There was a certain meditative aspect to doing the same tasks from year to year. It was a sign of the reliability and stability of my family that this was one of many things that didn’t change. That’s the thing about traditions. Rituals and traditions reaffirm your values and identity through repetitive action. My parents are from Los Angeles and Miami, but like most other African Americans in this country, their family roots are connected to Southern states. My dad’s family originated in Alabama and my mom had strong ties to Virginia. Our holiday tables were full of what I considered to be traditional America food until I went away to college: mac and cheese, yams, that canned cranberry sauce and cornbread stuffing. Eating this food both built and reinforced our family history.

As the years have passed, I spend less time in the kitchen with my mom. After college, I stopped coming home for Thanksgiving altogether because it was financially and logistically challenging after I stopped living in Texas. I still come home for most Christmases, but those traditions have changed too as my siblings and i have gotten older. My younger brother is married and has a three year old. When I visit home, many years my parents and I will spend the holidays with his family and in-laws. And this too shows the beauty of the holidays. They create space for honoring consistency and tradition but also leave room for those gatherings to grow as families change. We have blended family traditions over time and come up with new ones to accommodate the new generation.

I certainly miss the food that my parents make for every Thanksgiving. Being away from home and experiencing that homesickness has prompted me to establish my own Thanksgiving traditions. My first away-from-home Thanksgivings I would gather with friends also orphaned from their families to host Friendsgivings. The last few years, my boyfriend and I travel to new locations together to define the new traditions that work for us. Ultimately, these holiday gathering may vary in appearance but they still carry the commitment to expressing connection and love by bringing loved ones together.

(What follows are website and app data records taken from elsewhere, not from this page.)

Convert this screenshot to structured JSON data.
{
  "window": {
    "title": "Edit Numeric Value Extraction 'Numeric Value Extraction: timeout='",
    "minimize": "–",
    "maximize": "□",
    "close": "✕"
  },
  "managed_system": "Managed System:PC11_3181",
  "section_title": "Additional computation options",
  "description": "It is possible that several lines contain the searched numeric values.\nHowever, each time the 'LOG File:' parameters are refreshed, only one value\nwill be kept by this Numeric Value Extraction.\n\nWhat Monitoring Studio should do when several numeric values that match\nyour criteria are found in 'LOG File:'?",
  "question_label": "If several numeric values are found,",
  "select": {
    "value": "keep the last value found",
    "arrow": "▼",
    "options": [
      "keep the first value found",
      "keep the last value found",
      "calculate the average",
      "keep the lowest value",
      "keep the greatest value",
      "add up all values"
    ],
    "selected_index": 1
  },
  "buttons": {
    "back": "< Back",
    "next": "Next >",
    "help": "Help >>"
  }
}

I’m writing an unedited personal essay everyday of November for #NaNonFicWriMo, the non-fiction spin on #NaNoWriMo. You can find daily prompts on my Instagram. Want to join in? The only rules are at least 750 words about the daily prompt and tag #NaNonFicWriMo to share.